"So when he took off I was surprised by it," he said. "And I was angry because we would have to start all over again with recruiting and a new culture and all new coaches and systems. It wasn't ideal. But as you know, I have been a supporter of him and his staff in the past. But after a day or so, he was dead to me. And I look forward to the Huskies beating the crap out of USC every year they play."

Given that Kyle was a former captain for Washington and snapped the ball to Marques Tuiasosopo during the 2000 Rose Bowl season, we always talk about the offensive line. Kyle had been optimistic about the O-line going into last year, and his faith was rewarded.

"I was very happy with how they played," he said. "Obviously you can't just say Bishop Sankey is a great running back without mentioning that the offensive line helped him get those yards. Yes, his ability, talent and hard work got him there, but the offensive line got him there too. They really played well.  I loved how they got shifted around and still got the performance out of them."

One thing Kyle and I agreed on was why 6'7" tight end Austin Seferian-Jenkins wasn't thrown to more often in 2013. We both concurred that a player of his size and ability could run short routes and easily gain yards on short passes.

"You usually don't know what play was called and what the quarterback subsequently does," Benn said. "There are so many factors that come into play. But in my time there, from Cam Cleland to Jerramy Stevens, we always ran a play action play called a wide delay. We either straight pass blocked, and Tui or Cody (Pickett) or Brock (Huard) would fade back, and then after 3-4 seconds, the tight end would release just 3-4 yards, and the QB would dump it to him, and it was an easy 5 yards every time. Or play action, as linebackers come running down and the tight end blocks (for 2 Mississippi), and then releases and catches an easy ball. I don't know enough about the Xs and Os in the last 10 years to know if that's still a big factor in the game. But that was always (easy yardage) with the tight ends we had at Washington."

Benn chuckled and then recounted a quick story.

"I coached over in Japan in an all-star game as the offensive coordinator," he said. "If you analyzed the game, you would say I was the worst coordinator ever because I kept running the wide delay.  Constantly throwing to a 6'6" tight end from Washington going against all the Japanese kids. It was 5 yards, 5 yards, 5 yards, 5 yards. Plus it was my brother (at tight end) so there was some nepotism there. No one knew that in Japan."
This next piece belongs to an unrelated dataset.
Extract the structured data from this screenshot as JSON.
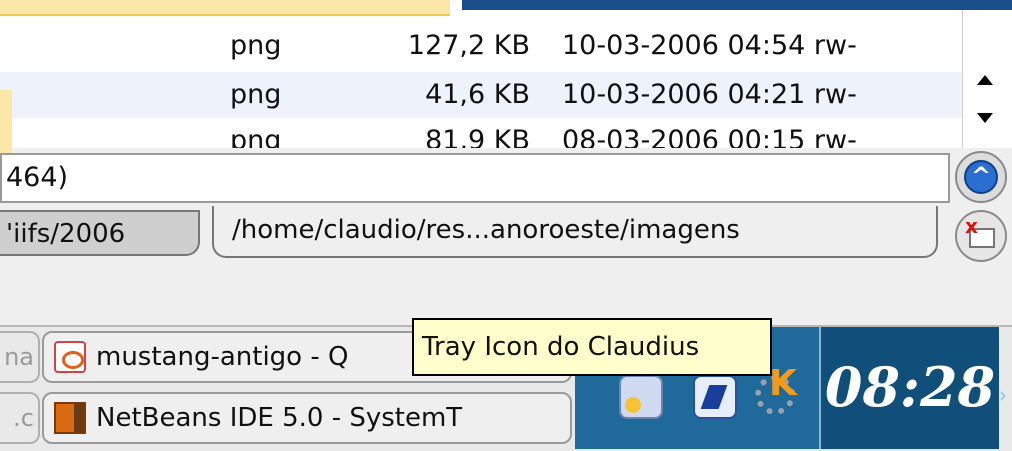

With Chris Petersen now the head coach at Washington, Benn is "very happy" with the hire. As we looked ahead to the 2014 season, I expressed my disappointment in Washington's cream puff schedule for out of conference games. It was originally set up to help prop up Sarkisian's win total. But looking at the first month of games against Hawaii, Eastern Washington, Illinois and (for God's sake) Georgia State, it will be a humdrum September in terms of competitiveness.

But Benn wasn't disappointed.     

"Normally I like to see a powder puff opponent and a big time opponent", he said. "But with our schedule this year, I don't have too much commentary on how soft it is. Because we've got a new coach, new scheme, and we need a bit of a warm up to work out the kinks. So it's not going to be the most exciting football in the world, and  I'm not really looking forward to going out and seeing those teams. But this schedule lets them go out there with some training wheels on before they go against Oregon, UCLA, etc.

 "Hopefully there is the energizing factor of a new coach," he added. "I'm excited for the new season. I'm thinking with a new coach and new system, after losing our star QB, star running back and star tight end, 9 wins again would be respectable."

 I heard this and shook my head. "With that soft schedule?"  I asked. "In my opinion, anything less than 9 wins is grounds for a firing,"    

"You always want to fire everybody!" he said.